One of those “larger policies” is zero tolerance, which started with that widely discredited Reagan-era “War on Drugs” and moved to the schools in the 1990s. Like the SROs, zero tolerance was a response to gun violence and related issues of gangs and drugs.

Despite zero evidence that zero tolerance policies improve school safety and discipline, and overwhelming evidence that the harsh measures are more likely to meted out disproportionately for African American students, they remain firmly in place today.

This policy creates an atmosphere that puts huge pressure on school officials and teachers of all races and nationalities (the Spring Hill principal is African American) to crack down on unruly behavior.

According to the report “Zero Tolerance, Zero Evidence” from Indiana University, “serious infractions that are the primary target of zero tolerance (e.g., drugs, weapons, gangs) occur relatively infrequently.” But that study showed that schools “punish both minor and major disciplinary events equally.”

The most frequent “minor” disciplinary issues that schools deal with, according to the report: “tardiness, class absence, disrespect and noncompliance.”

“A broad policy that seeks to [do so] will, almost by definition, result in the punishment of a small percentage of serious infractions, and a much larger percentage of relatively minor misbehavior,” the report concludes.

Rethinking, reforming, repealing these policies, practices and laws are in everyone’s interest because they would make schools less “sites of control” and more “sites of education.”

Photo: Jose F. Marino/AP


Teresa Albano
Teresa Albano

Teresa Albano was the first woman editor-in-chief of People’s World, 2003-2010, leading the transition from weekly print to daily online publishing and establishing PW’s social media presence.
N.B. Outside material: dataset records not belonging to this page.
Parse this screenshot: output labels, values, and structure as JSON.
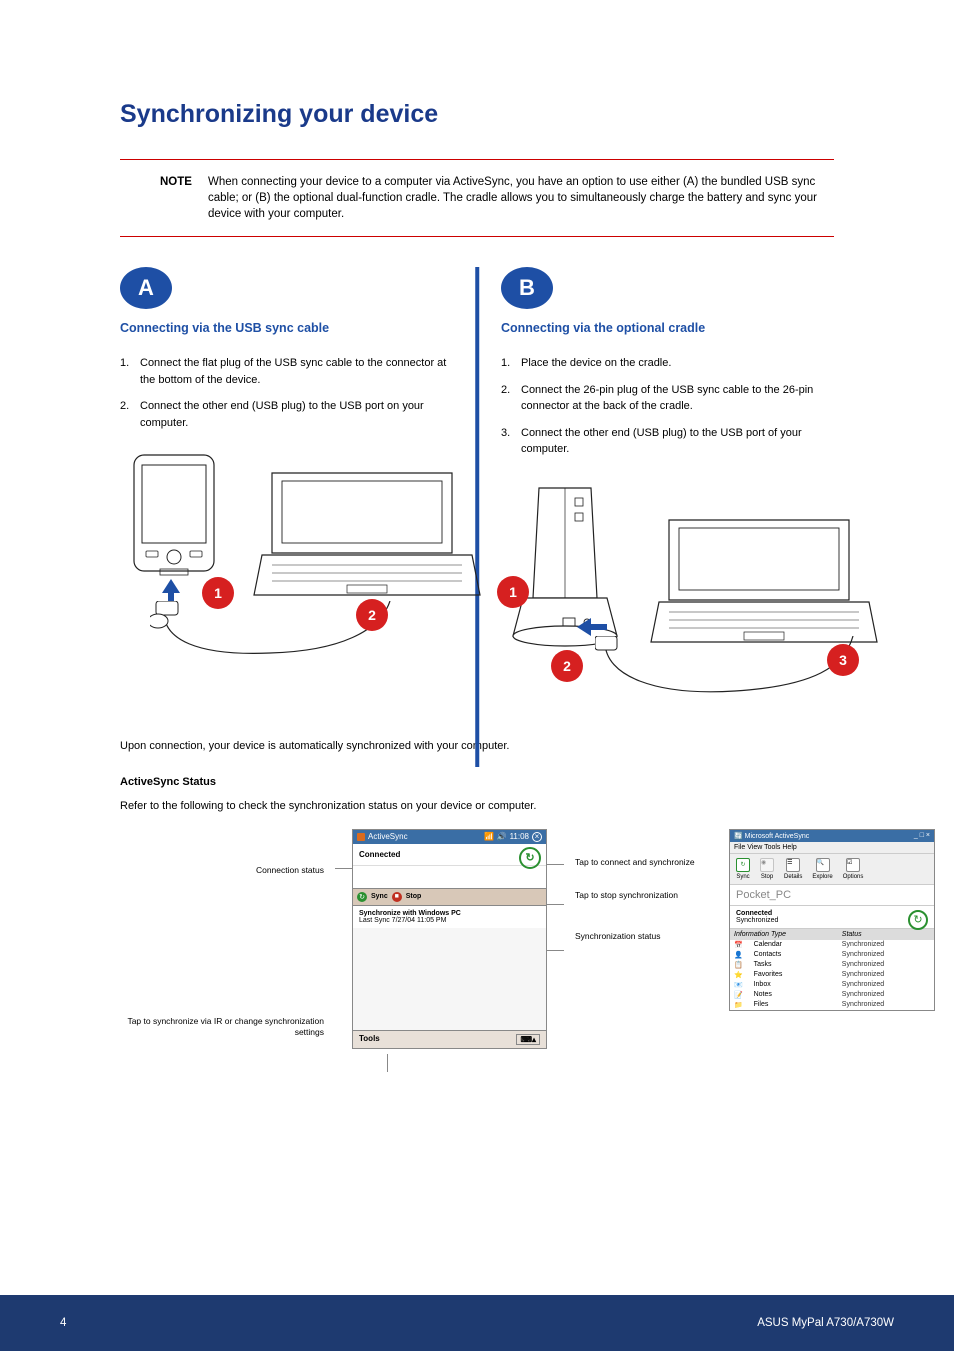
{
  "heading": "Synchronizing your device",
  "note": {
    "label": "NOTE",
    "text": "When connecting your device to a computer via ActiveSync, you have an option to use either (A) the bundled USB sync cable; or (B) the optional dual-function cradle. The cradle allows you to simultaneously charge the battery and sync your device with your computer."
  },
  "optionA": {
    "badge": "A",
    "title": "Connecting via the USB sync cable",
    "step1_num": "1.",
    "step1": "Connect the flat plug of the USB sync cable to the connector at the bottom of the device.",
    "step2_num": "2.",
    "step2": "Connect the other end (USB plug) to the USB port on your computer.",
    "dot1": "1",
    "dot2": "2"
  },
  "optionB": {
    "badge": "B",
    "title": "Connecting via the optional cradle",
    "step1_num": "1.",
    "step1": "Place the device on the cradle.",
    "step2_num": "2.",
    "step2": "Connect the 26-pin plug of the USB sync cable to the 26-pin connector at the back of the cradle.",
    "step3_num": "3.",
    "step3": "Connect the other end (USB plug) to the USB port of your computer.",
    "dot1": "1",
    "dot2": "2",
    "dot3": "3"
  },
  "body": {
    "p1": "Upon connection, your device is automatically synchronized with your computer.",
    "heading": "ActiveSync Status",
    "p2": "Refer to the following to check the synchronization status on your device or computer."
  },
  "callouts_left": {
    "c1": "Connection status",
    "c2": "Tap to synchronize via IR or change synchronization settings"
  },
  "callouts_right": {
    "c1": "Tap to connect and synchronize",
    "c2": "Tap to stop synchronization",
    "c3": "Synchronization status"
  },
  "pda_screen": {
    "titlebar": "ActiveSync",
    "time": "11:08",
    "connected": "Connected",
    "sync": "Sync",
    "stop": "Stop",
    "line1": "Synchronize with Windows PC",
    "line2": "Last Sync  7/27/04  11:05 PM",
    "tools": "Tools"
  },
  "win_screen": {
    "title": "Microsoft ActiveSync",
    "menu": "File   View   Tools   Help",
    "tb_sync": "Sync",
    "tb_stop": "Stop",
    "tb_details": "Details",
    "tb_explore": "Explore",
    "tb_options": "Options",
    "device": "Pocket_PC",
    "connected": "Connected",
    "synced": "Synchronized",
    "col1": "Information Type",
    "col2": "Status",
    "rows": [
      {
        "icon": "📅",
        "name": "Calendar",
        "status": "Synchronized"
      },
      {
        "icon": "👤",
        "name": "Contacts",
        "status": "Synchronized"
      },
      {
        "icon": "📋",
        "name": "Tasks",
        "status": "Synchronized"
      },
      {
        "icon": "⭐",
        "name": "Favorites",
        "status": "Synchronized"
      },
      {
        "icon": "📧",
        "name": "Inbox",
        "status": "Synchronized"
      },
      {
        "icon": "📝",
        "name": "Notes",
        "status": "Synchronized"
      },
      {
        "icon": "📁",
        "name": "Files",
        "status": "Synchronized"
      }
    ]
  },
  "footer": {
    "left": "4",
    "right": "ASUS MyPal A730/A730W"
  }
}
Albano had been a staff writer for People’s World covering political, labor, and social justice issues for more than 25 years. She traveled throughout the U.S. and abroad, including India, Cuba, Angola, Italy, and Paris to cover the 2015 United Nations Climate Change Conference. An award-winning journalist, Albano has been honored for her writing by the International Labor Communications Association, National Federation of Press Women, and Illinois Woman Press Association.